If you would like to receive automatic e-mail notification of all news releases, please visit the Department of Finance Canada website at


Canada's income tax system in general provides tax recognition to expenditures incurred to earn income to the extent that a taxpayer disburses, or is obligated to disburse, money or money's worth. However, a recent court decision has brought into question whether there is an expenditure in certain circumstances for which, traditionally, no expenditure had been recognized for income tax purposes. The background to this issue and the Government's proposed response is discussed below.

The Amount of an Expenditure-Disbursement of Money or Money's Worth

The income tax system generally recognizes an expenditure to the extent that a taxpayer has provided consideration in the form of money or money's worth. Examples of non-monetary consideration include the provision of services, the provision of movable or immovable property and the assumption of a liability. The issuance of shares by a corporation, in exchange for the provision of goods or services to it, may also be treated as an expenditure for income tax purposes, but the amount of the expenditure made by the corporation has recently come into question.

The case law has traditionally allowed a corporation in such cases to consolidate two transactions into one: (1) the corporation provides consideration on the acquisition of an asset or service from the other person, and (2) the other person reinvests that consideration in the corporation on the issuance of capital stock of the corporation to the other person. When considered this way, if the other person's obligation to pay the corporation for the issued shares is satisfied with an asset or the provision of services, the corporation is generally considered as having acquired the asset or incurred an expenditure in respect of the asset or services at a cost equal to the amount invested by the other person in the corporation, as reflected in the corporation's share capital.

However, in a February 2005 decision of the Tax Court of Canada a corporate taxpayer was allowed to claim an SR&ED tax credit for the amount by which the fair market value of shares issued by the corporation exceeded the exercise price payable to the corporation for its shares under an employee stock option plan. The Tax Court noted that the value of the shares in excess of the exercise price did not increase the share capital. In other words, while the excess was not an amount invested in the corporation within the parameters of the above-mentioned traditional approach to providing cost recognition, the Tax Court found that the excess was an expenditure for SR&ED tax credit purposes.
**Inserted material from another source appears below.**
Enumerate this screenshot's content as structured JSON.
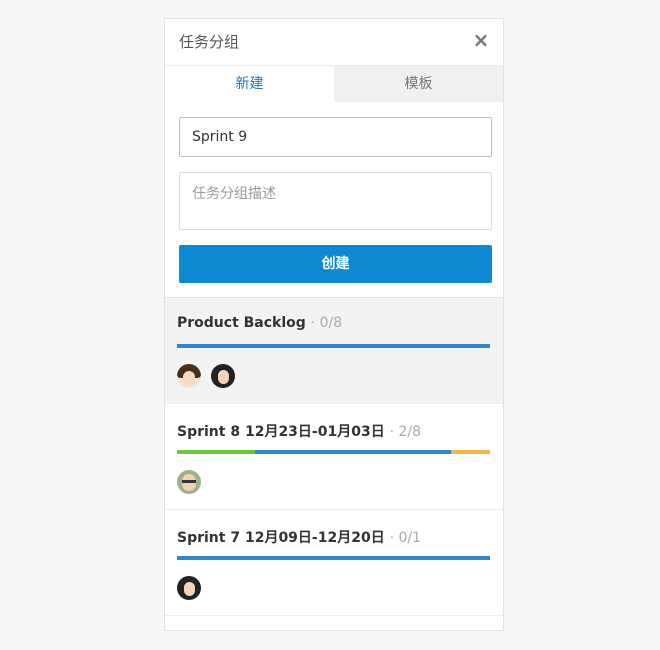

Such excesses do not represent an outlay of a corporation; rather they generally represent a dilution of the value of the share equity of the other shareholders of the corporation. Such excesses were not intended to be considered expenditures under the SR&ED tax incentive program.

The rules announced today clarify that such an excess will not be recognized as an expenditure for income tax purposes. Similar clarifying rules are provided for cases involving the issuance of interests in partnerships and trusts. As well, the rules clarify that no expenditure arises solely by virtue of a taxpayer granting an option to acquire an interest in itself.

Late Claims for Tax Incentives

To be eligible for the SR&ED tax incentives and investment tax credits, taxpayers are required under the tax law to identify eligible expenditures on a prescribed form that is to be filed with the Minister of National Revenue no later than 12 months after the filing-due date for the tax return in respect of the taxation year in which the expenditures were made. This rule was first announced in the 1994 budget, and was added to stem a significant increase at that time in late claims for SR&ED tax incentives. The rule also applies to claims related to other amounts eligible for investment tax credits. However, under the Income Tax Act, the Minister of National Revenue does have the discretion to waive this deadline.

The ability to waive the 12-month filing deadline has come under increasing pressure as taxpayers have sought to file additional claims. The proposed amendments clarify with certainty that there will be no exception to the 12-month filing deadline for applications for investment tax credits and SR&ED treatment.